• Information given

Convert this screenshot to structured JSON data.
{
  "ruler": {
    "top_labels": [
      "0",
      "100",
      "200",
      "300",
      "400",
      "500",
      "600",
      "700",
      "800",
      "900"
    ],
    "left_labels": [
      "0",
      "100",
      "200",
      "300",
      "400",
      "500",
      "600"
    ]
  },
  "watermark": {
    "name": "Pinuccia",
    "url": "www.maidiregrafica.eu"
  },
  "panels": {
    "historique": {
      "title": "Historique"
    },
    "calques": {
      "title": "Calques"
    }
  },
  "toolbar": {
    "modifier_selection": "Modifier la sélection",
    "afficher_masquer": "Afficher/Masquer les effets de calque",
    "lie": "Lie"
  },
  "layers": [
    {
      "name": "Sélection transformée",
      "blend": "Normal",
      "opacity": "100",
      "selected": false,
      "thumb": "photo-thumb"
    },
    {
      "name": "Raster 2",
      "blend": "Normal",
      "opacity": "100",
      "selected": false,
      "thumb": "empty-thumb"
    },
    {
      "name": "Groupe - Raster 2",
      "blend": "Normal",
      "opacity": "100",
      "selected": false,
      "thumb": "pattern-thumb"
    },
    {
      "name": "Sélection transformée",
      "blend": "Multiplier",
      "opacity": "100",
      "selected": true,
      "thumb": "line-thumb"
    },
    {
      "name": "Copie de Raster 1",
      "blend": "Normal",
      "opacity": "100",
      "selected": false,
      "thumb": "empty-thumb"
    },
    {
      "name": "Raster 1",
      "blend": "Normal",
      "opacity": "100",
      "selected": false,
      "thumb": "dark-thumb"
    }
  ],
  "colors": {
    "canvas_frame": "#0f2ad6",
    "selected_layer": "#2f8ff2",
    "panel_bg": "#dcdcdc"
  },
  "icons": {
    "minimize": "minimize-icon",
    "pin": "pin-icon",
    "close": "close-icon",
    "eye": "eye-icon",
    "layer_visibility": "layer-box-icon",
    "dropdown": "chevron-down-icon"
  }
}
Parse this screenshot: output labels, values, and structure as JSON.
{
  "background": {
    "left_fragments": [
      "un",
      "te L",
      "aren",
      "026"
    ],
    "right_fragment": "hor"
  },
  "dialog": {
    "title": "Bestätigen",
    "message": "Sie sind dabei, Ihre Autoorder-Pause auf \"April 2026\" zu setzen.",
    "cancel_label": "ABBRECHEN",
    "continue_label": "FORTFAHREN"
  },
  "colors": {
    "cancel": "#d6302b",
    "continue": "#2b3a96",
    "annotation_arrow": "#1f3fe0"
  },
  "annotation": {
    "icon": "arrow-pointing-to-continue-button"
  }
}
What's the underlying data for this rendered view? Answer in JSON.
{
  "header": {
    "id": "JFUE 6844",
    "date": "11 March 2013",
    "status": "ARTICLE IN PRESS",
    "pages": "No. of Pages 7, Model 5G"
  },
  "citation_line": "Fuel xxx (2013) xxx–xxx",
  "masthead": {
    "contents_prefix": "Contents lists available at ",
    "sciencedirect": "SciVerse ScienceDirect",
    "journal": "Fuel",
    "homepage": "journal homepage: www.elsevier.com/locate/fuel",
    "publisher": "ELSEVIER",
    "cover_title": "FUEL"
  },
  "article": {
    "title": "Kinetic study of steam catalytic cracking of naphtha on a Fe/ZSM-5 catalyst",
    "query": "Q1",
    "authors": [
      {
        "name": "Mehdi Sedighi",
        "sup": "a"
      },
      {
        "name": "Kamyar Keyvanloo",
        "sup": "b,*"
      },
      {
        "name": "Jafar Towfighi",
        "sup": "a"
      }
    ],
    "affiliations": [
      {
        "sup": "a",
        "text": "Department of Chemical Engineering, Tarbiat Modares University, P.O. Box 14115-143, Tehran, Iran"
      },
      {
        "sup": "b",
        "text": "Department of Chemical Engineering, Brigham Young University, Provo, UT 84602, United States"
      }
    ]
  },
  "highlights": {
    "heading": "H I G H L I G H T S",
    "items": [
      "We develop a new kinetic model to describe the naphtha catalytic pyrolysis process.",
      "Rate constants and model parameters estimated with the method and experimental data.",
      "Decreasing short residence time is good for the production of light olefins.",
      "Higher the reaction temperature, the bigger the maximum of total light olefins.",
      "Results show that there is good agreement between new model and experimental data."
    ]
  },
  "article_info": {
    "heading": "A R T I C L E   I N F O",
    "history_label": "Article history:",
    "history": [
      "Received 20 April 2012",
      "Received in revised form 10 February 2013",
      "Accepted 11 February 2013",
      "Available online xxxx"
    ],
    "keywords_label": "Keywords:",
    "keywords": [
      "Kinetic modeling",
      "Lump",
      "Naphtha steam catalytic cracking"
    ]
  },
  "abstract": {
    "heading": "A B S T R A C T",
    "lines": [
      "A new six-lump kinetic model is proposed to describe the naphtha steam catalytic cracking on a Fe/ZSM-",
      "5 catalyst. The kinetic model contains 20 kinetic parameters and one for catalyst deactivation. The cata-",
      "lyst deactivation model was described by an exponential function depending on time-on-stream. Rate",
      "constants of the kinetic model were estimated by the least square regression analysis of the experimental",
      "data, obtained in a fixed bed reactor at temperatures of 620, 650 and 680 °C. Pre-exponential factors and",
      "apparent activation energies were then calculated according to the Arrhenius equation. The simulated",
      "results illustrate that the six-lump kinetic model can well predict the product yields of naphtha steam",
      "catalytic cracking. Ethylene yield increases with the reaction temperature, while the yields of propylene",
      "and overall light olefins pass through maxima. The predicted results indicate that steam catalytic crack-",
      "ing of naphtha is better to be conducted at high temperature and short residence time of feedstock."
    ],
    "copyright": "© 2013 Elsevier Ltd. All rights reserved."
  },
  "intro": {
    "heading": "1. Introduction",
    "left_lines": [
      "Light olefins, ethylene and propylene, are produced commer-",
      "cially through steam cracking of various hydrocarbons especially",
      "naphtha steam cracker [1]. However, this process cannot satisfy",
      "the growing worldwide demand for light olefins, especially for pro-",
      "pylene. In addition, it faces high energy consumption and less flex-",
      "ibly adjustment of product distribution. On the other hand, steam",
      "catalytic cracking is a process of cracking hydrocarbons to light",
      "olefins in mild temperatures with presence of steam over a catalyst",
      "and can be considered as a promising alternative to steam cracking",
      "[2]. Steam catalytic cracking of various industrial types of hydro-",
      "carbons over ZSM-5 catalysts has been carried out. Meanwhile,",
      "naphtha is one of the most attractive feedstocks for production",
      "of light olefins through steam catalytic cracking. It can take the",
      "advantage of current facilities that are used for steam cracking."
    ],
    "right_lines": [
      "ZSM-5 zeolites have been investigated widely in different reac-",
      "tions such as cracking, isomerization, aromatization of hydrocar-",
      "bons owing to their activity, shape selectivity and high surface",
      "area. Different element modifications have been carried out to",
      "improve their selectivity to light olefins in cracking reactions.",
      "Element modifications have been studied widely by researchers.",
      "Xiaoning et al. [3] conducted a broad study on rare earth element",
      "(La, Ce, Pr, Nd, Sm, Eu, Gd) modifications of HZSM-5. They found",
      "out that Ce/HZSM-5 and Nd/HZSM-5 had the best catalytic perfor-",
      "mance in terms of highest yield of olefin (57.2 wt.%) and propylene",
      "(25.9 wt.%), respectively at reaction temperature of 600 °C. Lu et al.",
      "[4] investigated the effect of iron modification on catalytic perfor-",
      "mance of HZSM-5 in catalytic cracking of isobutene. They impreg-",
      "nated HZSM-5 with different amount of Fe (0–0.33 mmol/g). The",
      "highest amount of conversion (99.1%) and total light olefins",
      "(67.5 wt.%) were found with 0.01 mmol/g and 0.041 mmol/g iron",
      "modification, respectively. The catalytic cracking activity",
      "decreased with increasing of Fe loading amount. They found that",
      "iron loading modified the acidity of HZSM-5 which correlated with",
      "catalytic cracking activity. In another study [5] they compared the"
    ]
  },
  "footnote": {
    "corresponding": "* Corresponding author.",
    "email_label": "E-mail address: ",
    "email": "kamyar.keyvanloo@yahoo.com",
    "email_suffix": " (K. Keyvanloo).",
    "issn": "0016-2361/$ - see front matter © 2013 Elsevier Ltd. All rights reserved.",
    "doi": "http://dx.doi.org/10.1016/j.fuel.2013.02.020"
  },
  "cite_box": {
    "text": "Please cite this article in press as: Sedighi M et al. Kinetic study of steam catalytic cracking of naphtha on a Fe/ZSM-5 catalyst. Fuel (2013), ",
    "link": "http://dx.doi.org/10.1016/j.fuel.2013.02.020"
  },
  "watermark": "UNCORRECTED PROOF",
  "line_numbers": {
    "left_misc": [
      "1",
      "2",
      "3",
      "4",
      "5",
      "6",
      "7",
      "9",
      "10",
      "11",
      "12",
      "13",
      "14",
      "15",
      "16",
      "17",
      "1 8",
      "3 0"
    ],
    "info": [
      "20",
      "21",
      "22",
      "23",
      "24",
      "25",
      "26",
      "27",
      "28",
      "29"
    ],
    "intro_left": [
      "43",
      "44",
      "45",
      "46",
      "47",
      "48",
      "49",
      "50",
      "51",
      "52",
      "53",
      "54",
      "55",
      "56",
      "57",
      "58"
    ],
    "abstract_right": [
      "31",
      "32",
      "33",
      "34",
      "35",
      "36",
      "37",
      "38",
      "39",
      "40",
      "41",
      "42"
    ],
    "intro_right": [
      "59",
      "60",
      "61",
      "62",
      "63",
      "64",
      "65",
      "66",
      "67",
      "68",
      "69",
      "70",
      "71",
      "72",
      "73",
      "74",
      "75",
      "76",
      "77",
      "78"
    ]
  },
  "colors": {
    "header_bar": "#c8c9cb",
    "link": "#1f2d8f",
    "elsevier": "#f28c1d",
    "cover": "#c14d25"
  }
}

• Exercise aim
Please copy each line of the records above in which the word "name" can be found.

• Output below
    "name": "Pinuccia",
      "name": "Sélection transformée",
      "name": "Raster 2",
      "name": "Groupe - Raster 2",
      "name": "Sélection transformée",
      "name": "Copie de Raster 1",
      "name": "Raster 1",
        "name": "Mehdi Sedighi",
        "name": "Kamyar Keyvanloo",
        "name": "Jafar Towfighi",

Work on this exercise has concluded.